The US military believes a drone downed by Turkey was Russian, a US official said yesterday, contradicting Moscow's claims that none of its drones had been lost. "All indications are, yes, it is a Russian drone," the official said, speaking on condition of anonymity. The official added there were no reports of the Syrian army using the type of drone that was shot down.

The Turkish military said the aircraft had been warned three times but had maintained course. It was then "downed by fire from our aircraft on patrol, according to the rules of engagement". The statement did not say if the downed aircraft was manned or a drone. But a Turkish official told the media in Ankara it was an "unmanned aircraft".

NTV television, without citing its sources, also said the object was a drone, and it had fallen 3km inside Turkish territory. Television pictures showed the military examining the drone crash site by the village of Deliosman in the southern Kilis region on the Syrian border.

The state-run Anatolia news agency published pictures of what it said was the downed craft lying upside down in the grass, showing it to be a small vehicle just a few feet long.
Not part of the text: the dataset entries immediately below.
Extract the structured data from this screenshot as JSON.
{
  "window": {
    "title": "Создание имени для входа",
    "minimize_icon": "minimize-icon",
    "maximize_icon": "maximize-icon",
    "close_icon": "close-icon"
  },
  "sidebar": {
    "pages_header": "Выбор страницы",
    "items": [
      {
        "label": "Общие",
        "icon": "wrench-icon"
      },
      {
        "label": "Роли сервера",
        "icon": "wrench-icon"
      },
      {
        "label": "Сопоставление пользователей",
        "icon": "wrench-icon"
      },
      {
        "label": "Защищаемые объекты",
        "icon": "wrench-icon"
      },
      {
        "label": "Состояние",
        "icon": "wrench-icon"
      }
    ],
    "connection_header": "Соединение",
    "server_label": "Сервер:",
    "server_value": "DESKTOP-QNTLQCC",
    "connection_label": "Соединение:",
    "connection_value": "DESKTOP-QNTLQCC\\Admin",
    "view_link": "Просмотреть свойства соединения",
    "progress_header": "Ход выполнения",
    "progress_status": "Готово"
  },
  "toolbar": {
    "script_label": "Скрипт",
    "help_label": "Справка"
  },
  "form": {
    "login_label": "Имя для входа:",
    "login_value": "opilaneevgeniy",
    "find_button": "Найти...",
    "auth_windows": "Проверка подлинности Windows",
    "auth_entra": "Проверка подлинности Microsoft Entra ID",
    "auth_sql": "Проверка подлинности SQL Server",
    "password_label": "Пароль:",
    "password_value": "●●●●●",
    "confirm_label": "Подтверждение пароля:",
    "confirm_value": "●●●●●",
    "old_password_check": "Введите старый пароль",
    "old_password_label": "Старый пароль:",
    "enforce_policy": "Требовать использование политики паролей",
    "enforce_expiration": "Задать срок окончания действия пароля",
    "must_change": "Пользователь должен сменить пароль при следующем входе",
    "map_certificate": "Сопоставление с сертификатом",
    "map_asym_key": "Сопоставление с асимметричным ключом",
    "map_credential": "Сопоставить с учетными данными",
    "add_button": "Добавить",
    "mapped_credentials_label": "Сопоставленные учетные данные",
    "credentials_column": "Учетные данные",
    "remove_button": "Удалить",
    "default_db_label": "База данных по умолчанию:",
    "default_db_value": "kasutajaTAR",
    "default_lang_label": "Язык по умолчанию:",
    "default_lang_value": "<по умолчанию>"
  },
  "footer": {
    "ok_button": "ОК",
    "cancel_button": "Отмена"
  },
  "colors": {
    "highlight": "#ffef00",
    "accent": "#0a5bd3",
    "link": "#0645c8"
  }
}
Turkey, a key Nato member, had earlier this month complained about two violations of its air space by Russian warplanes operating in Syria.

Turkish Prime Minister Ahmet Davutoglu had warned on Oct 5 after the Russian air space violation that Ankara would activate military rules of engagement irrespective of who violates its air space.

"Our rules of engagement are clear whoever violates our air space," Mr Davutoglu said. "The Turkish armed forces are clearly instructed. Even it is a flying bird it will be intercepted."

However, Russia's military yesterday said that all its planes in Syria had returned safely to base and its drones were "working as normal".

"All the Russian planes in Syria have returned to the Hmeimim airbase after completing their tasks," Defence Ministry spokesman Igor Konashenkov told Russian news agencies. "Russian unmanned aerial vehicles monitoring the situation on the territory of Syria and carrying out air reconnaissance are working as normal."

Turkey supports the moderate opposition in Syria and has been infuriated by Russia's bombing campaign, which Moscow claims is aimed at the Islamic State in Iraq and Syria (ISIS) militants, but which the United States says has been against opponents of Syrian President Bashar al-Assad. Russia said yesterday it had hit over 380 ISIS targets since launching its Syrian bombing campaign on Sept 30.

The Britain-based Syrian Observatory for Human Rights said yesterday it has documented the deaths of 250,124 people, including at least 74,426 civilians, since the conflict in Syria began four years ago.

On Thursday, a US official speaking on condition of anonymity said the US military is poised to boost its supply runs to rebels fighting ISIS in northern Syria, provided the rebels on the ground can prove they are fighting the militants. It followed the Pentagon's announcement last week that it would halt its much-criticised programme to train moderate rebels, and instead focus efforts on equipping pre-screened rebel leaders from those groups actively fighting ISIS.

AGENCE FRANCE-PRESSE

A version of this article appeared in the print edition of The Straits Times on October 17, 2015, with the headline 'Turkish air force shoots down drone near border with Syria'. Print Edition | Subscribe